Regulatory Considerations & Revalidation Tests for Managing Change in Packaging Materials or Critical Supplies
When a critical supply for your product or process changes, there are several regulatory items that you should consider. Regulatory bodies, such as FDA, expect that you will be able to show your due diligence in assessing the risk and impact to your product/process. This webinar will provide guidance to navigate through a supplier change for packaging materials by providing a comprehensive approach to regulatory considerations for managing the change. Also included in this webinar is a review of packaging test methods for validation of sterile barrier materials and the testing required as outline in ISO 11607.
Sun, Jan 1, 2012 - 01:04 pm
This topic is designed to provide information for the beginner and the intermediate level person seeking further details into the Radiation sterilization process. The training starts with the fundamentals of testing involved in radiation validations including the necessary key terms and definitions and an overview of bioburden and sterility testing. The training then describes the common validation approaches The different types of methods for doing radiation sterilization including VD Max, Method 1 and Method 2 are discussed in detail. Lastly the topic covers several other key concepts involved with radiation sterilization.
Mon, Dec 5, 2011 (All day) - Thu, Dec 31, 2015 (All day)
The purpose of this webinar will be to provide quality assurance, design engineers, project engineers and all medical device manufacturers the knowledge to make decisions regarding which tests should be used to validate their sterile barrier system. By focusing on specific tests as outline in ISO11607, each individual will have the opportunity to view actual test methods, determine appropriate test samples and identify pros and cons to each method. Some of the methods viewed will consist of Bubble Emission (ASTM F2096), Microbial Ranking (ASTM F1608), Burst Testing (ASTM F1140), Seal Strength Testing (ASTM F88), and Dye Migration (ASTM F1929).
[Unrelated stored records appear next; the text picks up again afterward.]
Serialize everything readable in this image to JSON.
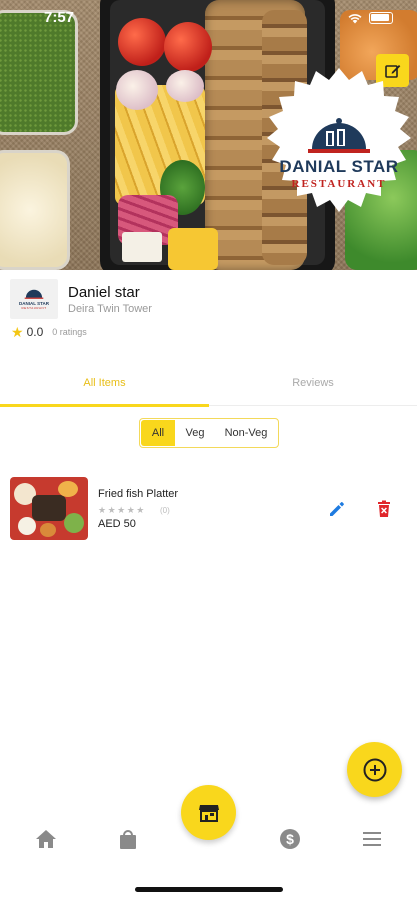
{
  "status_bar": {
    "time": "7:57"
  },
  "hero": {
    "logo_name": "DANIAL STAR",
    "logo_sub": "RESTAURANT",
    "edit_cover_icon": "edit-icon"
  },
  "restaurant": {
    "name": "Daniel star",
    "location": "Deira Twin Tower",
    "rating": "0.0",
    "rating_count": "0 ratings"
  },
  "tabs": [
    {
      "label": "All Items",
      "active": true
    },
    {
      "label": "Reviews",
      "active": false
    }
  ],
  "filters": [
    {
      "label": "All",
      "active": true
    },
    {
      "label": "Veg",
      "active": false
    },
    {
      "label": "Non-Veg",
      "active": false
    }
  ],
  "items": [
    {
      "name": "Fried fish Platter",
      "stars": "★★★★★",
      "rating_value": 0,
      "reviews": "(0)",
      "price": "AED 50"
    }
  ],
  "nav": {
    "items": [
      "home-icon",
      "shopping-bag-icon",
      "store-icon",
      "dollar-icon",
      "menu-icon"
    ]
  },
  "colors": {
    "accent": "#f9d71c",
    "edit_blue": "#1e7be0",
    "delete_red": "#e0262b",
    "logo_navy": "#1f3a5b",
    "logo_red": "#c0231f"
  }
}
Wed, Jul 20, 2011 - 01:47 pm
There’s a myriad of tests medical device manufacturers need to be prepared to conduct on their creations in order to pass regulation requirements before they are released to the marketplace. None more important than the Cytotoxicity, Sensitization, and Irritation tests—the Big Three as we call them. They are the Big Three because they must be conducted on every device before they can be submitted to the Federal Drug Administration (FDA). There is no way you can get around doing the three tests. Other tests may or may not need to be conducted.
Fri, Apr 29, 2011 - 02:20 pm
This webinar is designed to acquaint those in the medical device community with the appropriate ways to develop, optimize, and validate an ethylene oxide sterilization process. The properties and hazards associated with ethylene oxide and the process required to successfully validate a medical device will also be discussed. The validation methods used are outlined in ANSI/AAMI/ISO 11135-1:2007. Some of the related testing includes comparative resistance, bioburden resistance, bioburden enumeration, sterility testing, sterilant gas residues, and temperature/humidity distribution studies. In addition, the batch release method will be outlined. This process allows the manufacturer to sterilize a single lot of product for use in clinical trials or animal studies where large numbers of samples are not available. This provides a rapid and cost effective way to provide sterile product without undergoing the full validation process.
Fri, Dec 3, 2010 - 09:00 am
- When Do I Really Need to Perform an Ethylene Oxide Requalification? - Webcast
- Rapid Prototyping for Medical Devices - Webcast
- New Approaches to Assessing Biocompatibility for Medical Devices - Webcast
- Five Mistakes That Can Derail Your Product Development Effort - Webcast
- How to Manage Risk Throughout Medical Device Product Development Cycle and Beyond - Webcast
- Common Mistakes to Avoid During Medical Device Product Development - Webcast